Television is Indonesia's dominant medium. Major national commercial networks compete with public Televisi Republik Indonesia (TVRI). Some provinces operate their own stations.
The radio dial is crowded, with scores of stations on the air in Jakarta alone. Private stations carry their own news, but cannot relay live news from international broadcasters.
Reporters Without Borders praises Indonesia's media pluralism but says the government has failed to guarantee complete freedom for the media. It says reporting on environmental matters can be especially dangerous.
There were 55 million internet users by the end of 2011 (InternetWorldStats). Facebook is a hugely popular web destination. A survey has described Indonesians as the world's most active users of Twitter. A range of opinion formers are active on social media.
Surfers are leapfrogging usual forms of access - including PCs - in favour of mobile devices.
A 2011 study by Yahoo found that the internet had become the second-largest media platform after TV in major cities, surpassing newspapers and radio.
There has been a fierce debate over government proposals to filter sites deemed to carry pornographic or blasphemous content.
- The Jakarta Post - English-language daily
- The Jakarta Globe - English-language daily
- Kompas - daily
- Pos Kota - daily
- Indo Pos - daily
- Media Indonesia - daily
- Suara Kary - daily
- Republika - daily
- Sinar Harapan - daily
- Bisnis Indonesia - daily
- Tempo - weekly, English-language pages
- Radio Republik Indonesia (RRI) - public, operates six national networks, regional and local stations, external service Voice of Indonesia
- Televisi Republik Indonesia (TVRI) - public, operates two networks
- Surya Citra Televisi Indonesia (SCTV) - private

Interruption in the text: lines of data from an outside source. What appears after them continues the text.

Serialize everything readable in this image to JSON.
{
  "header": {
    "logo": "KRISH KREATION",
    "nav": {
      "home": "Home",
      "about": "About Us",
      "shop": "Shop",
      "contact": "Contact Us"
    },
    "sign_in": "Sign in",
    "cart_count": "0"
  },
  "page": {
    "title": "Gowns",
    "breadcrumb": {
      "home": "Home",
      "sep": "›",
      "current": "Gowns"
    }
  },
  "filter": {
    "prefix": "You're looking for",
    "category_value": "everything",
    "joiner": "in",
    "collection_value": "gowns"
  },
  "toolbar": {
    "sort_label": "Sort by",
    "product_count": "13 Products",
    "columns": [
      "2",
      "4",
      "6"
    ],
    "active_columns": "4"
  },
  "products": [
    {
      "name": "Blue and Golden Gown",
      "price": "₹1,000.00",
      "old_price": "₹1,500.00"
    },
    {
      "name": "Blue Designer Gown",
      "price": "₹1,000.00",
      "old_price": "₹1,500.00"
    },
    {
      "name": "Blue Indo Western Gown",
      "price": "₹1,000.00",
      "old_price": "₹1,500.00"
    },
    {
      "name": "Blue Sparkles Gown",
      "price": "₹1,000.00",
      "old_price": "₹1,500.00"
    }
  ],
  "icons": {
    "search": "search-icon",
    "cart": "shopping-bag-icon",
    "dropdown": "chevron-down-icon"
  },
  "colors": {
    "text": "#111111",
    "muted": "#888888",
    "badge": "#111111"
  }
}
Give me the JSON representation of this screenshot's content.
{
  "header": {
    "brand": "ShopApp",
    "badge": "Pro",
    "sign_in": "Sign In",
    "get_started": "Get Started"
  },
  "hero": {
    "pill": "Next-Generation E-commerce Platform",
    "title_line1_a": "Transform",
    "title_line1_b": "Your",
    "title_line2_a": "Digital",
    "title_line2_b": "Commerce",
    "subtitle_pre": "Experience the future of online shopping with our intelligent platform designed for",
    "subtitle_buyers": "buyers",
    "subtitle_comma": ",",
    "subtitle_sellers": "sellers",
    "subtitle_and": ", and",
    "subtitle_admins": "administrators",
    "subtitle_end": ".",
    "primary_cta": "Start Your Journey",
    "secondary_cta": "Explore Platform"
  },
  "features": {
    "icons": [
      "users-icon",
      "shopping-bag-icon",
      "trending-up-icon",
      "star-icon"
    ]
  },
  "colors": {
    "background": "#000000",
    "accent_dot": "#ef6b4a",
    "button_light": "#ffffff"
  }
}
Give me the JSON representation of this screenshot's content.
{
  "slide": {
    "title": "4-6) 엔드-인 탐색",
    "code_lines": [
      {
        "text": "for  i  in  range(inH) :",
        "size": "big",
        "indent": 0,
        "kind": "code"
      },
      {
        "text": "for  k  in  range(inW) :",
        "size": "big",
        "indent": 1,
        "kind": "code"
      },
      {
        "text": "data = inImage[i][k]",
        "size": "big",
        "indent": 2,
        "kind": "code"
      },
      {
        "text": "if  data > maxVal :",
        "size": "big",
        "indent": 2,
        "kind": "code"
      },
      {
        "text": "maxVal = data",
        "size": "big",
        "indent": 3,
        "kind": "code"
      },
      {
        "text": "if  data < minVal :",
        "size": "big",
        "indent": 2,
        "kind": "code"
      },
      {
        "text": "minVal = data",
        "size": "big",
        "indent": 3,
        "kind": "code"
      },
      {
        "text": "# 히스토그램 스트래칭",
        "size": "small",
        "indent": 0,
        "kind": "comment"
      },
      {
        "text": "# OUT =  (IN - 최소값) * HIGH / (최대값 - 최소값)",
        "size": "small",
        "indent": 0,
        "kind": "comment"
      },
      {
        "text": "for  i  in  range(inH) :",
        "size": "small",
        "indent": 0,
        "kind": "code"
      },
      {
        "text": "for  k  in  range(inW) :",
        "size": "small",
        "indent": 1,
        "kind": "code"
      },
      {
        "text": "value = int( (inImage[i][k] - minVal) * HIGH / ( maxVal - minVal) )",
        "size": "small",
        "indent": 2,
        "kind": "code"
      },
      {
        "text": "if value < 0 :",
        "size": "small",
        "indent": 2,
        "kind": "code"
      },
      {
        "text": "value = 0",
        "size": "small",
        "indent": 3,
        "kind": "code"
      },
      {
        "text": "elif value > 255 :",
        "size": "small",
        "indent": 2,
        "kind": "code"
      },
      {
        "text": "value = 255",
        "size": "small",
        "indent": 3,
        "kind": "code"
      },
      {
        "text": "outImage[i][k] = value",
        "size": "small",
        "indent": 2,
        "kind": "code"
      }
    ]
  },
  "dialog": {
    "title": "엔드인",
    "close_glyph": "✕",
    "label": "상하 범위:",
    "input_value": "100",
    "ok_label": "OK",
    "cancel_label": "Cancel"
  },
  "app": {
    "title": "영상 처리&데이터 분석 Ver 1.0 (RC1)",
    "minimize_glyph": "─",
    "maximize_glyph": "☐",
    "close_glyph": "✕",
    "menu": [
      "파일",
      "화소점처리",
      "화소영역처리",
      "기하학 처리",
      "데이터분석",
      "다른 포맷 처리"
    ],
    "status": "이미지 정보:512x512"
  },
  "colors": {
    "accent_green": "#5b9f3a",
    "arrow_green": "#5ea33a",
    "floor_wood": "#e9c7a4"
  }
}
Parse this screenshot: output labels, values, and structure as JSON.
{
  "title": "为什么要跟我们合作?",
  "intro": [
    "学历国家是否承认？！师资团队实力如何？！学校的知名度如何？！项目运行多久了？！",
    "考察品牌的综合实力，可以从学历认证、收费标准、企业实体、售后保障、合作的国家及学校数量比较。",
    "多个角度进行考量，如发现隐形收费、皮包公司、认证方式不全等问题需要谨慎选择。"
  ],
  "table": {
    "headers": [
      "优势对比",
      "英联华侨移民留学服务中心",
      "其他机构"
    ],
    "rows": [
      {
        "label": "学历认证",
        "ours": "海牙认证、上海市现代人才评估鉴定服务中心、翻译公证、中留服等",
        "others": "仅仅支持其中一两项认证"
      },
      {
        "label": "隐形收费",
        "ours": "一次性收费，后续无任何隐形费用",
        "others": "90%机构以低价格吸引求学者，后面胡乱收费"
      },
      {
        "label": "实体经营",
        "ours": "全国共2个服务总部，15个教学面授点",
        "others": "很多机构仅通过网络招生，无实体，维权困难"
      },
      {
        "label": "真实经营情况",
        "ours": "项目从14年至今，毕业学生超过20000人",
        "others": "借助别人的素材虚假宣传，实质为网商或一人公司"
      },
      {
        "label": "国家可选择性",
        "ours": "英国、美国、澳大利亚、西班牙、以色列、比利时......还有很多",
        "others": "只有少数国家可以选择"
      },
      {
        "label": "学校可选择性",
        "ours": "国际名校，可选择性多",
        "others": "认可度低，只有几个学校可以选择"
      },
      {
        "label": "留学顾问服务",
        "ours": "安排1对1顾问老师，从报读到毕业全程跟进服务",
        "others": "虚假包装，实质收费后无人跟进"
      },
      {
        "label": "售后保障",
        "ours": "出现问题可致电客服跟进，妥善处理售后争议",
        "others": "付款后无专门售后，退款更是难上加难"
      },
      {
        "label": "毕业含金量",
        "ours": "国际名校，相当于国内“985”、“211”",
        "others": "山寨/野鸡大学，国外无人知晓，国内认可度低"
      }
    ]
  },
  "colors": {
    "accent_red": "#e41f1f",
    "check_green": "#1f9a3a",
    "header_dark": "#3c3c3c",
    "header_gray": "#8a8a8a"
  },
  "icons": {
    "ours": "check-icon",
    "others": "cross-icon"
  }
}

- Rajawali Citra TV Indonesia (RCTI) - private
- Indosiar - private
- MNCTV - private
- Antara - government-owned news agency, English-language pages